(Saved data entries)

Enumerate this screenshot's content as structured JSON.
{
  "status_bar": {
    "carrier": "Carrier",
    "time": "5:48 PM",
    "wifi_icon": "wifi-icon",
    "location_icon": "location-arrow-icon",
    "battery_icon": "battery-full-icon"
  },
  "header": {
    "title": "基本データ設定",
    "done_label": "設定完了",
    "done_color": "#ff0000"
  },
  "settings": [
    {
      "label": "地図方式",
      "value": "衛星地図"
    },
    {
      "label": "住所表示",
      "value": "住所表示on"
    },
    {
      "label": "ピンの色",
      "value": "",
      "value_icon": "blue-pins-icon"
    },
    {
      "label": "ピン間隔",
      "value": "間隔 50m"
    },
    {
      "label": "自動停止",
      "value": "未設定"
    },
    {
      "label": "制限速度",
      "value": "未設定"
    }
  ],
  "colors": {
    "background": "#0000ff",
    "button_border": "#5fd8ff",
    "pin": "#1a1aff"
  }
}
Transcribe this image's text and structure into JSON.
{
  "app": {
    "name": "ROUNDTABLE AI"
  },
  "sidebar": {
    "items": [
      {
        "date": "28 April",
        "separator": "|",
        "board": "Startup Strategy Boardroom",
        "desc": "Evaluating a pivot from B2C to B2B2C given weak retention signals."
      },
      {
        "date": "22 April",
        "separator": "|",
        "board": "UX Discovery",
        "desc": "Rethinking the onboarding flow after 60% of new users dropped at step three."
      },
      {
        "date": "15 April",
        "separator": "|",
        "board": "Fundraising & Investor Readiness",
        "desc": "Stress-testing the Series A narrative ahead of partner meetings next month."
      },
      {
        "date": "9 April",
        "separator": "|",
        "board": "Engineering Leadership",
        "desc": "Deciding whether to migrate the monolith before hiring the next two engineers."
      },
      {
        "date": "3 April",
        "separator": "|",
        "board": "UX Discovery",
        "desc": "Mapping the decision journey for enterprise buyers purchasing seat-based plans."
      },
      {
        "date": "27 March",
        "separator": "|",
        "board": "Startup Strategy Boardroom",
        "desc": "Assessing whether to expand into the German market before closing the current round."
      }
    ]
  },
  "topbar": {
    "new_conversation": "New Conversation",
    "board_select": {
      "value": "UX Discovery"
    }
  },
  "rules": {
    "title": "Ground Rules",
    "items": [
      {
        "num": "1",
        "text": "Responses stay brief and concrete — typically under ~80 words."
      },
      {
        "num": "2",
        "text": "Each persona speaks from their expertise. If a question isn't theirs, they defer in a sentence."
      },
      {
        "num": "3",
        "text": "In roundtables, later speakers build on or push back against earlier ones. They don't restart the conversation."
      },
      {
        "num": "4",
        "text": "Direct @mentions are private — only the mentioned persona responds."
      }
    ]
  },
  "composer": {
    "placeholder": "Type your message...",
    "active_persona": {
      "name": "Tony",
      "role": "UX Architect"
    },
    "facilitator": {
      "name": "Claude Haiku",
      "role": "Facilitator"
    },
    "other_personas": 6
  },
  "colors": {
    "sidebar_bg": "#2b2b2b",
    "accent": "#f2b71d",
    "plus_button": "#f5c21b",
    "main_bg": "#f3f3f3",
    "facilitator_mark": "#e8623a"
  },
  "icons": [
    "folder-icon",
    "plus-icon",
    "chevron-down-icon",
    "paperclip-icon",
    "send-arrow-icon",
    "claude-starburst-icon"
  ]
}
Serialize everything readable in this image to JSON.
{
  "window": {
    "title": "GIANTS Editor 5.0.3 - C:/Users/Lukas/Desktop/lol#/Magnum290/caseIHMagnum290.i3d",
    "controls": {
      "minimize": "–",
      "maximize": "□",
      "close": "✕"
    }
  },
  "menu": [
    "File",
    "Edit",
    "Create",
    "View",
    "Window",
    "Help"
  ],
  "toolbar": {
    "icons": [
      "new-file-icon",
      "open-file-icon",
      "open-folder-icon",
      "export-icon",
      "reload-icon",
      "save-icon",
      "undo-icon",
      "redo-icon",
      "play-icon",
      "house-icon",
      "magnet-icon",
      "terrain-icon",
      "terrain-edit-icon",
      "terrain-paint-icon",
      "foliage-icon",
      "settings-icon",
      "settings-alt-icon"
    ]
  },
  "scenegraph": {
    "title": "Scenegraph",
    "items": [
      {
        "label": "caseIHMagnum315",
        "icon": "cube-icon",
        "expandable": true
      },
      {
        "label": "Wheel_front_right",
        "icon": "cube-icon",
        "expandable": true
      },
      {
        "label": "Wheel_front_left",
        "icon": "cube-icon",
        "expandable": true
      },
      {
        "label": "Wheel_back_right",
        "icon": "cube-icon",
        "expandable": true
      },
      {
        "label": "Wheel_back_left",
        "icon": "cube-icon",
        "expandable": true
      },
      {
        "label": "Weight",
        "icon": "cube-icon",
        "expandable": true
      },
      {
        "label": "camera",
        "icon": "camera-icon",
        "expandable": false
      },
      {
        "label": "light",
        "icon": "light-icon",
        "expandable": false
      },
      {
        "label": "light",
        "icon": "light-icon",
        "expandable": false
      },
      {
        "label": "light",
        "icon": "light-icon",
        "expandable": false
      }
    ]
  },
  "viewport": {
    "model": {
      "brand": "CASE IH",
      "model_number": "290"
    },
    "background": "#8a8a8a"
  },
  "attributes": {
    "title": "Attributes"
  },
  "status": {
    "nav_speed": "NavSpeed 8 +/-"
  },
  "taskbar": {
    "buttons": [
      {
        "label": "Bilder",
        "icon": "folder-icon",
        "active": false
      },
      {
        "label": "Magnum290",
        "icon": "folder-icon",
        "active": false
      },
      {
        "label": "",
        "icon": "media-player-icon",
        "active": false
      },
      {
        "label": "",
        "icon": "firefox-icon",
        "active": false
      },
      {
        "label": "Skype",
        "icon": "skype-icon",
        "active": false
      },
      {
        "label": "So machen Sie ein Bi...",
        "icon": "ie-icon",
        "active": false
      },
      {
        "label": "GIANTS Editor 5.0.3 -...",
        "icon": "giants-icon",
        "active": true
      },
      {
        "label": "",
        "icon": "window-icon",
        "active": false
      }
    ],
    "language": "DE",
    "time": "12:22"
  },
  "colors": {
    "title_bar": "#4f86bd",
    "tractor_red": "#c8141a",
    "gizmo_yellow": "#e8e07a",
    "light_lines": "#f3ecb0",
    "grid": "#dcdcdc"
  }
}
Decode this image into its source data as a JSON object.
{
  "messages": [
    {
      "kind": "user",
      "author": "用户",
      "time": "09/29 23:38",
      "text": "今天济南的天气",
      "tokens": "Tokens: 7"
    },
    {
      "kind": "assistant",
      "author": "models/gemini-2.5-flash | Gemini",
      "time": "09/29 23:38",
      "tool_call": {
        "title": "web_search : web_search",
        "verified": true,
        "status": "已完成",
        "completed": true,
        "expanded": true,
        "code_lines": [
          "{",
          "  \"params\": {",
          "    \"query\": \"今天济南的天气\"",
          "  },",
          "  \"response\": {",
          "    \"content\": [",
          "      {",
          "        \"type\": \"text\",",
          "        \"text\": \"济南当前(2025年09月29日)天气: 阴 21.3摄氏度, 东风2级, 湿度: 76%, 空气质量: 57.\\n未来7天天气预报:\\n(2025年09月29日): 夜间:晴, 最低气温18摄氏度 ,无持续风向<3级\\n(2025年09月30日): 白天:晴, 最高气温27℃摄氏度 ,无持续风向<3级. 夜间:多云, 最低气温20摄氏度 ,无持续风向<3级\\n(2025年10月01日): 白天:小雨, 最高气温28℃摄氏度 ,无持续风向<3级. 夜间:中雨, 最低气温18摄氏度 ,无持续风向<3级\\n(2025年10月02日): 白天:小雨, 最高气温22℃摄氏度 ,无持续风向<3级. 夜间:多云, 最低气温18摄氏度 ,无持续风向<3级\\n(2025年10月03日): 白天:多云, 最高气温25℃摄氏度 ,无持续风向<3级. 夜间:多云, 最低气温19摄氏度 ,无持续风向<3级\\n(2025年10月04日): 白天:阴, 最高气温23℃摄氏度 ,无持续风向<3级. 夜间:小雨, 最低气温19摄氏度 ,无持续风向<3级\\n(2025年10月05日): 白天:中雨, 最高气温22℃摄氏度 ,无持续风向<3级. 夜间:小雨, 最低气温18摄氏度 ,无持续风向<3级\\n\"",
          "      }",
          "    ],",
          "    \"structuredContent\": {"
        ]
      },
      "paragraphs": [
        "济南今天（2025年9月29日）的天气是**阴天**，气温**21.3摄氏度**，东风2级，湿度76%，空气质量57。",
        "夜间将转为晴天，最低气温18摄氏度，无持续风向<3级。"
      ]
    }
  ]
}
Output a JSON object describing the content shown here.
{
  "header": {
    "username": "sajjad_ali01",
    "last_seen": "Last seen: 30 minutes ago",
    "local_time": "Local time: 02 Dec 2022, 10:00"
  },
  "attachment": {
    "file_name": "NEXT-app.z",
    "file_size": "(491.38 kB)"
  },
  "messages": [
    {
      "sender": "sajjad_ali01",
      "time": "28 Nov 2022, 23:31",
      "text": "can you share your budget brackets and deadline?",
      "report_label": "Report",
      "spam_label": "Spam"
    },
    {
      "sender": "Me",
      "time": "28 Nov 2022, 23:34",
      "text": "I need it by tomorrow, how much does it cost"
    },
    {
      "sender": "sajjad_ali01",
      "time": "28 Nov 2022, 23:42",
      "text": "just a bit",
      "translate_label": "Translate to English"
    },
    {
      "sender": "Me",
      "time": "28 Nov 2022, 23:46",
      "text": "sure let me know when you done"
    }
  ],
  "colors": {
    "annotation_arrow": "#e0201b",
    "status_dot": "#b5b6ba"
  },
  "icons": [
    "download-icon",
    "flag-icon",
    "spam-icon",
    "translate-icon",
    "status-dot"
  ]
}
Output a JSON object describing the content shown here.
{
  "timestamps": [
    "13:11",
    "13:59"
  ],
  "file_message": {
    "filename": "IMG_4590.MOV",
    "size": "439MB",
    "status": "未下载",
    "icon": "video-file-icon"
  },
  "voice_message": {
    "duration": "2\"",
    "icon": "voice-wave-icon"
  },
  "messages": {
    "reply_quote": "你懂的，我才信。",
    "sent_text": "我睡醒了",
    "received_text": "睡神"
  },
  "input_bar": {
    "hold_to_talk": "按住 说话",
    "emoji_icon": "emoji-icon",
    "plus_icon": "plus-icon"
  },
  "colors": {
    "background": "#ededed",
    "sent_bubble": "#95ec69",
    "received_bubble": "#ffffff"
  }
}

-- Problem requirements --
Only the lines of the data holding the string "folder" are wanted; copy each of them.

-- Response box --
    "folder-icon",
      "open-folder-icon",
        "icon": "folder-icon",
        "icon": "folder-icon",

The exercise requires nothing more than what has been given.